My boots which were lying on the foot of the stretcher fell out on the road; a fat old Greek picked them up and chased after the car, people started yelling out for the driver to stop, but he did not know what the disturbance was about and drove straight on, finally however he was induced to stop and amidst much enthusiasm the kindly Greek arrived …….(full line cut off in scan copy) …. in due course we arrived at the hospital after passing several detachments of French Lonaves, who cheered and got excited generally as we sped past them.

We came to a stand still in front of what seemed to be the entrance of an hotel (afterwards it proved to be such). Some (Judes sp?) orderlies hurried up and unstrapped the stretchers and I was carried inside the building by two turbaned bearers – through a spacious hall and up two flights of marble steps, and into a (…….?) room containing 3 beds.
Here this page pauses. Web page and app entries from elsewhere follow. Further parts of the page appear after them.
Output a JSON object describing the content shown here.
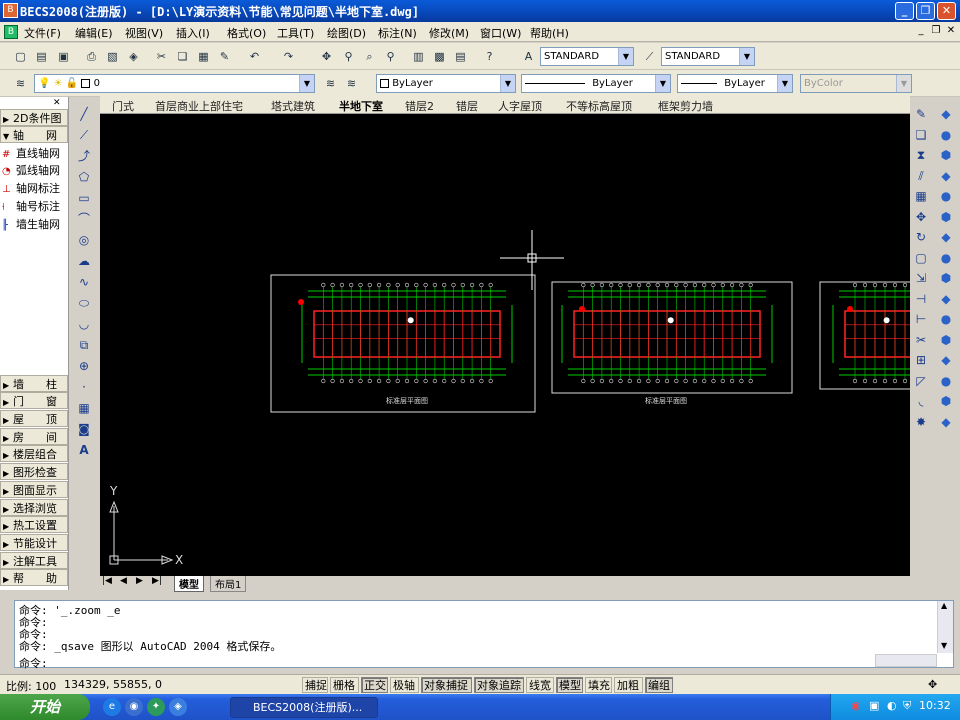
{
  "titlebar": {
    "title": "BECS2008(注册版) - [D:\\LY演示资料\\节能\\常见问题\\半地下室.dwg]",
    "icon": "becs-app-icon"
  },
  "menu": [
    "文件(F)",
    "编辑(E)",
    "视图(V)",
    "插入(I)",
    "格式(O)",
    "工具(T)",
    "绘图(D)",
    "标注(N)",
    "修改(M)",
    "窗口(W)",
    "帮助(H)"
  ],
  "styles": {
    "text_style": "STANDARD",
    "dim_style": "STANDARD"
  },
  "layers": {
    "current": "0"
  },
  "properties": {
    "color": "ByLayer",
    "linetype": "ByLayer",
    "lineweight": "ByLayer",
    "plotstyle": "ByColor"
  },
  "left_panel": {
    "top_items": [
      {
        "label": "2D条件图",
        "type": "header"
      },
      {
        "label": "轴　　网",
        "type": "header_open"
      },
      {
        "label": "直线轴网",
        "type": "sub",
        "icon": "grid-icon"
      },
      {
        "label": "弧线轴网",
        "type": "sub",
        "icon": "arc-grid-icon"
      },
      {
        "label": "轴网标注",
        "type": "sub",
        "icon": "axis-dim-icon"
      },
      {
        "label": "轴号标注",
        "type": "sub",
        "icon": "axis-number-icon"
      },
      {
        "label": "墙生轴网",
        "type": "sub",
        "icon": "wall-grid-icon"
      }
    ],
    "bottom_items": [
      "墙　　柱",
      "门　　窗",
      "屋　　顶",
      "房　　间",
      "楼层组合",
      "图形检查",
      "图面显示",
      "选择浏览",
      "热工设置",
      "节能设计",
      "注解工具",
      "帮　　助"
    ]
  },
  "file_tabs": [
    "门式",
    "首层商业上部住宅",
    "塔式建筑",
    "半地下室",
    "错层2",
    "错层",
    "人字屋顶",
    "不等标高屋顶",
    "框架剪力墙"
  ],
  "active_tab": "半地下室",
  "drawing": {
    "plan_labels": [
      "标准层平面图",
      "标准层平面图"
    ],
    "ucs_x": "X",
    "ucs_y": "Y"
  },
  "layout_tabs": {
    "model": "模型",
    "layout1": "布局1"
  },
  "command_history": [
    "命令: '_.zoom _e",
    "命令:",
    "命令:",
    "命令: _qsave 图形以 AutoCAD 2004 格式保存。",
    "命令:"
  ],
  "status": {
    "scale_label": "比例: 100",
    "coords": "134329, 55855, 0",
    "toggles": [
      {
        "label": "捕捉",
        "on": false
      },
      {
        "label": "栅格",
        "on": false
      },
      {
        "label": "正交",
        "on": true
      },
      {
        "label": "极轴",
        "on": false
      },
      {
        "label": "对象捕捉",
        "on": true
      },
      {
        "label": "对象追踪",
        "on": true
      },
      {
        "label": "线宽",
        "on": false
      },
      {
        "label": "模型",
        "on": true
      },
      {
        "label": "填充",
        "on": false
      },
      {
        "label": "加粗",
        "on": false
      },
      {
        "label": "编组",
        "on": true
      }
    ]
  },
  "taskbar": {
    "start": "开始",
    "task": "BECS2008(注册版)...",
    "clock": "10:32"
  }
}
I was gently lifted from the stretcher and placed on a sprung mattress – between snowy white sheets – talk about paradise.

Well this is enough for one letter – next week I will give you an account of happenings on Gallipoli itself.

Trusting that you are all well and with kindest regards to the family

Always and your sincere friend

Hugh McCubbin

Ps. I expect a four page letter in return for this …

banner pic – Alexandria, Egypt. c. 1915-05. Sick and wounded Australian and British troops watching seriously ill stretcher cases being loaded into ambulances lined up on a wharf. Note the Royal Army Medical Corps (RAMC) personnel grouped at left. The casualties had recently been evacuated from Gallipoli.
image below – Gallipoli, Dardanelles, Turkey, 1915. Australian Army Medical Corps (AAMC) personnel and Royal Navy (RN) sailors transferring a stretcher bearing a wounded Australian soldier from a long boat to a hospital ship. The long boat has evacuated a number of wounded Australian soldiers from Gallipoli.

Link to transcript – Hugh McCubbin’s Gallipoli story

Far Away and Long Ago